Jaipur “ The Pink City “ - If you take one look at the glorious stucco buildings that line Jaipur's wide streets, you'll understand why this is nicknamed "The Pink City." Spend your days exploring City Palace, Hawa Mahal, and Amber and Jaigarh forts. And if you're looking for a unique souvenir, head to one of the bazaars, where you can pick up a pair of camel-leather slippers.
Start Sight Seeing at 9 AM
Our Driver pick you up from your Hotel and drive to Amber Fort,
Amber Fort : (also spelled and pronounced as Amer Fort) is located in Amer (a town with an area of 4 square kilometres (1.5 sq mi), 11 kilometres (6.8 mi) from Jaipur, Rajasthan state, India. It is one of the principal tourist attractions in the Jaipur area, located high on a hill. Amer Fort was made by Meenas king Raja Alan Singh Chanda later occupied by Kachhawa rajput. Amer Fort is known for its artistic style, blending both Hindu Rajput elements. The fort with its large ramparts, series of gates and cobbled paths, overlooks the Maota Lake, at its forefront. The aesthetic ambiance of this formidable fort is seen within its walls on a four level (each with a courtyard) layout plan in well turned out opulent palace complex built with red sandstone and marble consisting of the Diwan-I-Aam, Raj Mahal, Sheesh Mahal, Suraj Pol, Ganesh Pol, Jai Mandir, Sohag Mandir, Singh Pol, Shila Mata temple.
Jaigarh Fort : is situated on the premonitory called the Cheel ka Teela (Hill of Eagles) of the Aravalli hill ranges; it overlooks the Amber Fort and the Moata Lake, near Amber in Jaipur, Rajasthan, India.
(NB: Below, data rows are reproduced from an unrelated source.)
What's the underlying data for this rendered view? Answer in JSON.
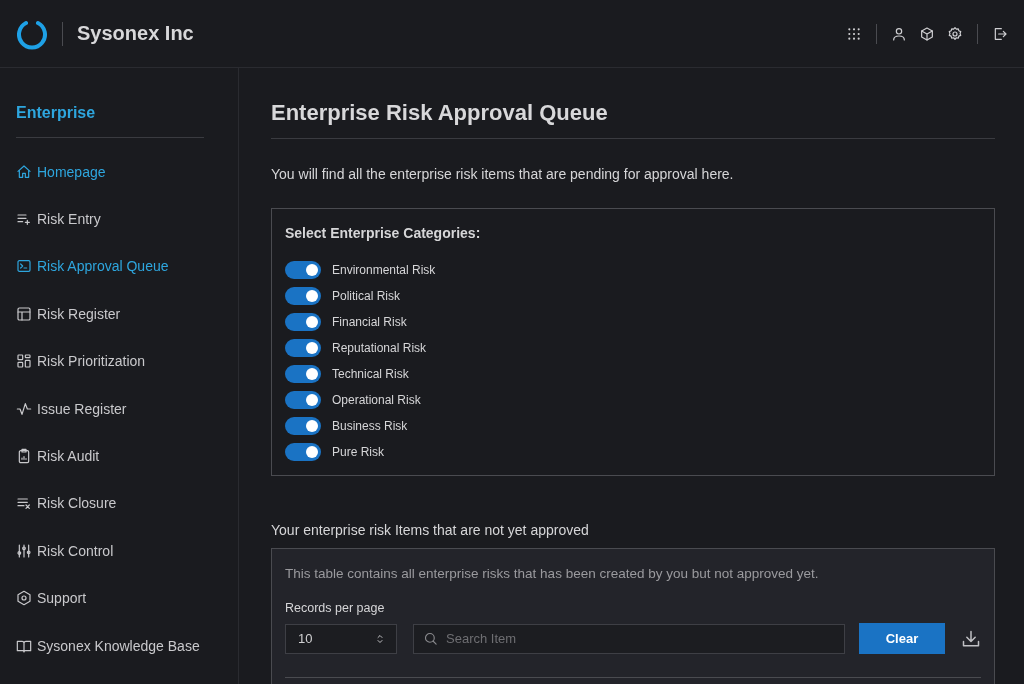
{
  "header": {
    "brand": "Sysonex Inc"
  },
  "sidebar": {
    "title": "Enterprise",
    "items": [
      {
        "label": "Homepage",
        "selected": true
      },
      {
        "label": "Risk Entry",
        "selected": false
      },
      {
        "label": "Risk Approval Queue",
        "selected": true
      },
      {
        "label": "Risk Register",
        "selected": false
      },
      {
        "label": "Risk Prioritization",
        "selected": false
      },
      {
        "label": "Issue Register",
        "selected": false
      },
      {
        "label": "Risk Audit",
        "selected": false
      },
      {
        "label": "Risk Closure",
        "selected": false
      },
      {
        "label": "Risk Control",
        "selected": false
      },
      {
        "label": "Support",
        "selected": false
      },
      {
        "label": "Sysonex Knowledge Base",
        "selected": false
      }
    ]
  },
  "page": {
    "title": "Enterprise Risk Approval Queue",
    "intro": "You will find all the enterprise risk items that are pending for approval here."
  },
  "categories": {
    "heading": "Select Enterprise Categories:",
    "items": [
      {
        "label": "Environmental Risk",
        "on": true
      },
      {
        "label": "Political Risk",
        "on": true
      },
      {
        "label": "Financial Risk",
        "on": true
      },
      {
        "label": "Reputational Risk",
        "on": true
      },
      {
        "label": "Technical Risk",
        "on": true
      },
      {
        "label": "Operational Risk",
        "on": true
      },
      {
        "label": "Business Risk",
        "on": true
      },
      {
        "label": "Pure Risk",
        "on": true
      }
    ]
  },
  "table_section": {
    "heading": "Your enterprise risk Items that are not yet approved",
    "description": "This table contains all enterprise risks that has been created by you but not approved yet.",
    "records_label": "Records per page",
    "records_value": "10",
    "search": {
      "placeholder": "Search Item"
    },
    "clear_button": "Clear"
  }
}
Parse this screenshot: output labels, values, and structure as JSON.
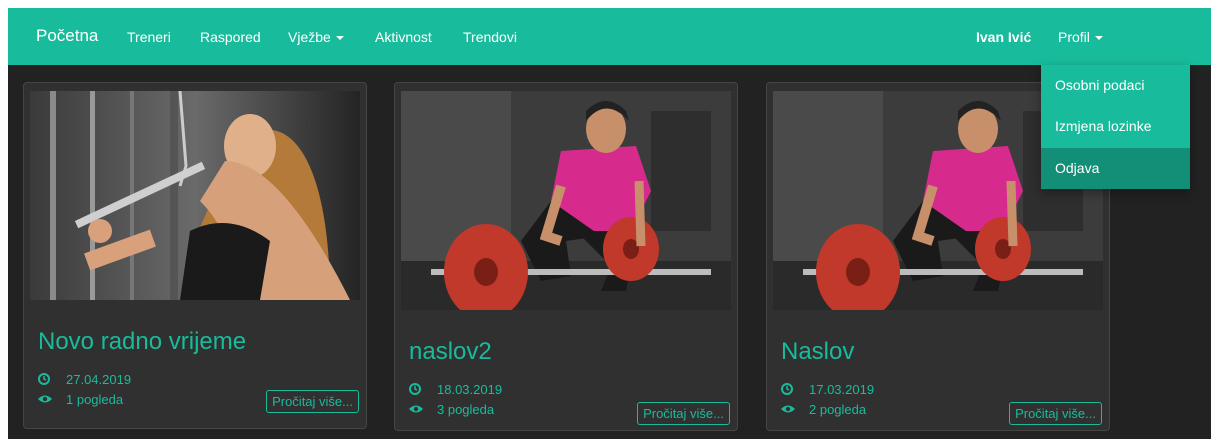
{
  "navbar": {
    "brand": "Početna",
    "items": [
      "Treneri",
      "Raspored",
      "Vježbe",
      "Aktivnost",
      "Trendovi"
    ],
    "user": "Ivan Ivić",
    "profile": "Profil"
  },
  "profile_menu": {
    "items": [
      "Osobni podaci",
      "Izmjena lozinke",
      "Odjava"
    ],
    "active": "Odjava"
  },
  "cards": [
    {
      "title": "Novo radno vrijeme",
      "date": "27.04.2019",
      "views": "1 pogleda",
      "button": "Pročitaj više...",
      "image": "woman doing lat pulldown"
    },
    {
      "title": "naslov2",
      "date": "18.03.2019",
      "views": "3 pogleda",
      "button": "Pročitaj više...",
      "image": "man deadlifting barbell"
    },
    {
      "title": "Naslov",
      "date": "17.03.2019",
      "views": "2 pogleda",
      "button": "Pročitaj više...",
      "image": "man deadlifting barbell"
    }
  ],
  "colors": {
    "accent": "#18bc9c",
    "background": "#222222",
    "card": "#303030",
    "dropdown_active": "#128f76"
  }
}
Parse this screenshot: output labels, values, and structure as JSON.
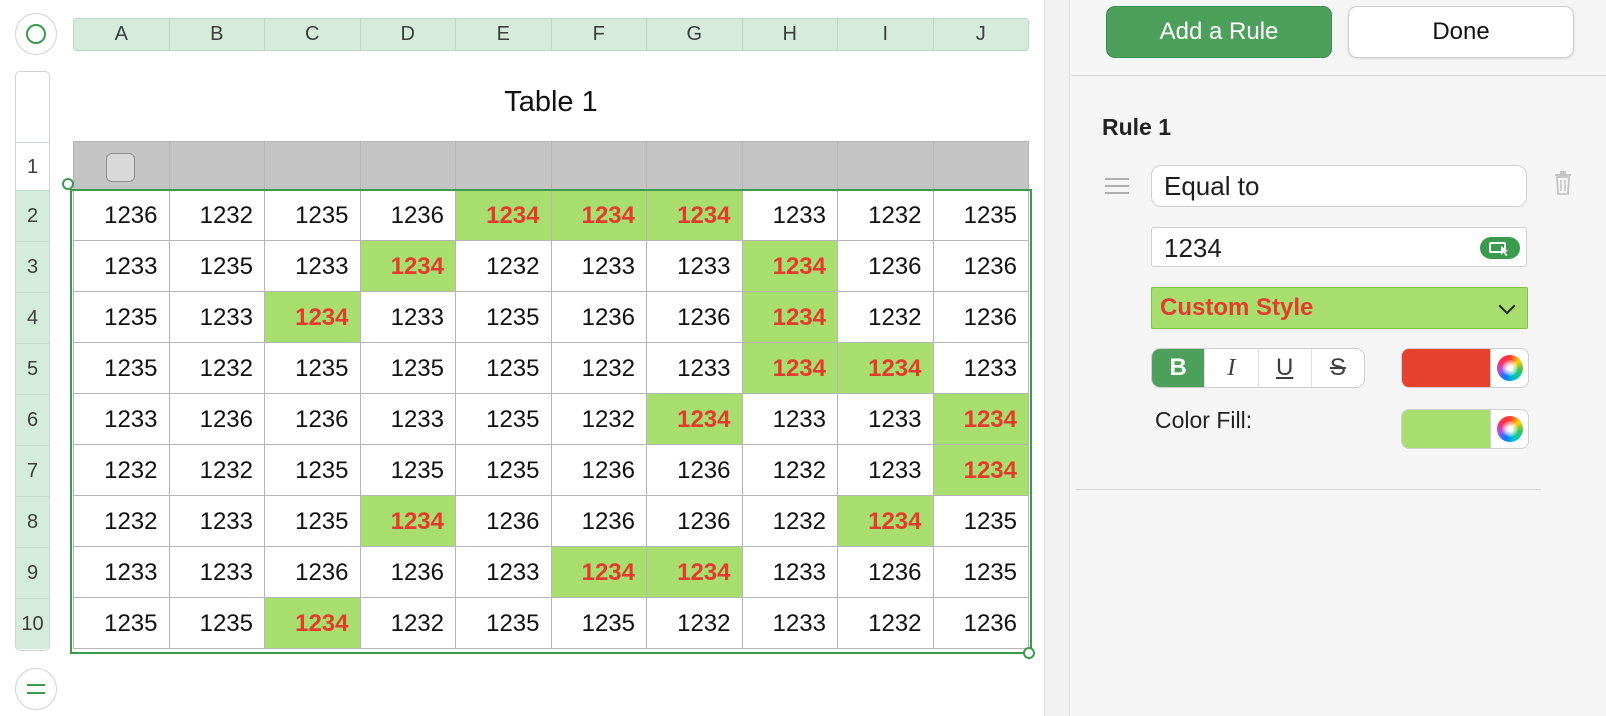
{
  "sheet": {
    "columns": [
      "A",
      "B",
      "C",
      "D",
      "E",
      "F",
      "G",
      "H",
      "I",
      "J"
    ],
    "rows": [
      "1",
      "2",
      "3",
      "4",
      "5",
      "6",
      "7",
      "8",
      "9",
      "10"
    ],
    "table_title": "Table 1",
    "cells": [
      [
        "1236",
        "1232",
        "1235",
        "1236",
        "1234",
        "1234",
        "1234",
        "1233",
        "1232",
        "1235"
      ],
      [
        "1233",
        "1235",
        "1233",
        "1234",
        "1232",
        "1233",
        "1233",
        "1234",
        "1236",
        "1236"
      ],
      [
        "1235",
        "1233",
        "1234",
        "1233",
        "1235",
        "1236",
        "1236",
        "1234",
        "1232",
        "1236"
      ],
      [
        "1235",
        "1232",
        "1235",
        "1235",
        "1235",
        "1232",
        "1233",
        "1234",
        "1234",
        "1233"
      ],
      [
        "1233",
        "1236",
        "1236",
        "1233",
        "1235",
        "1232",
        "1234",
        "1233",
        "1233",
        "1234"
      ],
      [
        "1232",
        "1232",
        "1235",
        "1235",
        "1235",
        "1236",
        "1236",
        "1232",
        "1233",
        "1234"
      ],
      [
        "1232",
        "1233",
        "1235",
        "1234",
        "1236",
        "1236",
        "1236",
        "1232",
        "1234",
        "1235"
      ],
      [
        "1233",
        "1233",
        "1236",
        "1236",
        "1233",
        "1234",
        "1234",
        "1233",
        "1236",
        "1235"
      ],
      [
        "1235",
        "1235",
        "1234",
        "1232",
        "1235",
        "1235",
        "1232",
        "1233",
        "1232",
        "1236"
      ]
    ],
    "highlight_value": "1234",
    "colors": {
      "highlight_fill": "#a8de6e",
      "highlight_text": "#e53b2c",
      "accent": "#3a9a4d"
    }
  },
  "panel": {
    "add_rule_label": "Add a Rule",
    "done_label": "Done",
    "rule_title": "Rule 1",
    "condition": "Equal to",
    "value": "1234",
    "style": "Custom Style",
    "format_buttons": [
      "B",
      "I",
      "U",
      "S"
    ],
    "text_color": "#e8402f",
    "color_fill_label": "Color Fill:",
    "fill_color": "#a8de6e"
  }
}
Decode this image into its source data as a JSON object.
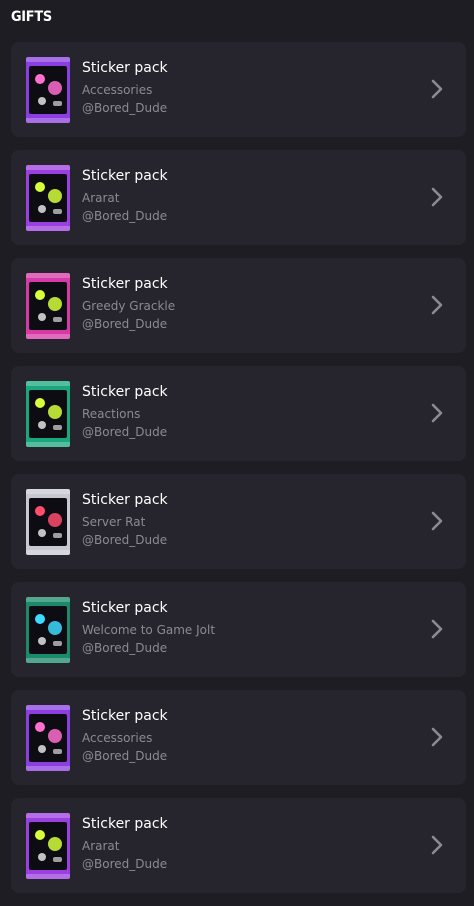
{
  "header": {
    "title": "GIFTS"
  },
  "gifts": [
    {
      "title": "Sticker pack",
      "pack": "Accessories",
      "owner": "@Bored_Dude",
      "color": "#8c3fe0",
      "accent": "#ff6fd0",
      "icon": "accessories-pack-icon"
    },
    {
      "title": "Sticker pack",
      "pack": "Ararat",
      "owner": "@Bored_Dude",
      "color": "#9b3fe0",
      "accent": "#d7ff3c",
      "icon": "ararat-pack-icon"
    },
    {
      "title": "Sticker pack",
      "pack": "Greedy Grackle",
      "owner": "@Bored_Dude",
      "color": "#d63aa7",
      "accent": "#d7ff3c",
      "icon": "greedy-grackle-pack-icon"
    },
    {
      "title": "Sticker pack",
      "pack": "Reactions",
      "owner": "@Bored_Dude",
      "color": "#1aa77d",
      "accent": "#d7ff3c",
      "icon": "reactions-pack-icon"
    },
    {
      "title": "Sticker pack",
      "pack": "Server Rat",
      "owner": "@Bored_Dude",
      "color": "#c8c8d2",
      "accent": "#ff4d6d",
      "icon": "server-rat-pack-icon"
    },
    {
      "title": "Sticker pack",
      "pack": "Welcome to Game Jolt",
      "owner": "@Bored_Dude",
      "color": "#1a8a6a",
      "accent": "#3fd8ff",
      "icon": "welcome-pack-icon"
    },
    {
      "title": "Sticker pack",
      "pack": "Accessories",
      "owner": "@Bored_Dude",
      "color": "#8c3fe0",
      "accent": "#ff6fd0",
      "icon": "accessories-pack-icon"
    },
    {
      "title": "Sticker pack",
      "pack": "Ararat",
      "owner": "@Bored_Dude",
      "color": "#9b3fe0",
      "accent": "#d7ff3c",
      "icon": "ararat-pack-icon"
    }
  ]
}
The fort was built by Sawai Jai Singh III in 1726 to protect the Amer Fort and the palace complex within it and was named after Jai Singh II. The fort, rugged and similar in structural design to the Amber Fort, is also known as Victory Fort. It has a length of 3 kilometres (1.9 mi) along the north-south direction and a width of 1 kilometre (0.62 mi). The fort features a cannon named “Jaivana”, which was manufactured in the fort precincts and was then the world's largest cannon on wheels. Jaigarh Fort and Amber Fort are connected by subterranean passages and considered as one complex.
The City Palace : City Palace, Jaipur, which includes the Chandra Mahal and Mubarak Mahal palaces and other buildings, is a palace complex in Jaipur, the capital of the Rajasthan state, India. It was the seat of the Maharaja of Jaipur, the head of the Kachwaha Rajput clan. The Chandra Mahal palace now houses a museum but the greatest part of it is still a royal residence. The palace complex, which is located northeast of the centre of the grid patterned Jaipur city, incorporates an impressive and vast array of courtyards, gardens and buildings. The palace was built between 1729 and 1732, initially by Sawai Jai Singh II, the ruler of Amber. He planned and built the outer walls, and later additions were made by successive rulers right up to the 20th century.
Jantar Mantar : A stone observatory, part of the city palace complex, Jantar Mantar is one of several other astronomical observatories created by Maharaja Sawai Jai Singh 2nd (the other is in Delhi, the Sarnath, Ujjain). These concrete masonry instruments were used to measure everything from altitude to time, and map the motion of the planets and the stars. Jai Singh 2nd had a passion for astronomy and used astronomical inventions from different of the observatory, which is the largest in Jaipur. Jantar Mantar is an observatory was founded by Sawai Jai Singh in 1728 and 1734. the major instruments of its place of observation time. There are several tools that are kept from which we can see it clockwise.
Hawa Mahal : Maharaja Sawai Jai singh, the ruler of Rajasthan of the Kachwaha clan, was the original planner and builder who built the Jaipur city in 1727. However, it was his grandson Sawai Pratap Singh, son of Maharaja Sawai Madhosingh I, who built the Hawa Mahal in 1799 as a continuation of the Royal City Palace. Pratap Singh's deep devotion to the Hindu god Lord Krishna is inferred to have prompted him to build it as a dedication, in the form of a Mukuta or headgear, adorning the Lord. Though no historical record is available to its exact history, it is conjectured that Royal family ladies, who were under strict observance of purdah (the practice of preventing women from being seen by men), had to be given opportunity to witness proceedings in the market centre and watch the royal processions and festivities sitting behind the stone carved screens.
5 PM drop at Hotel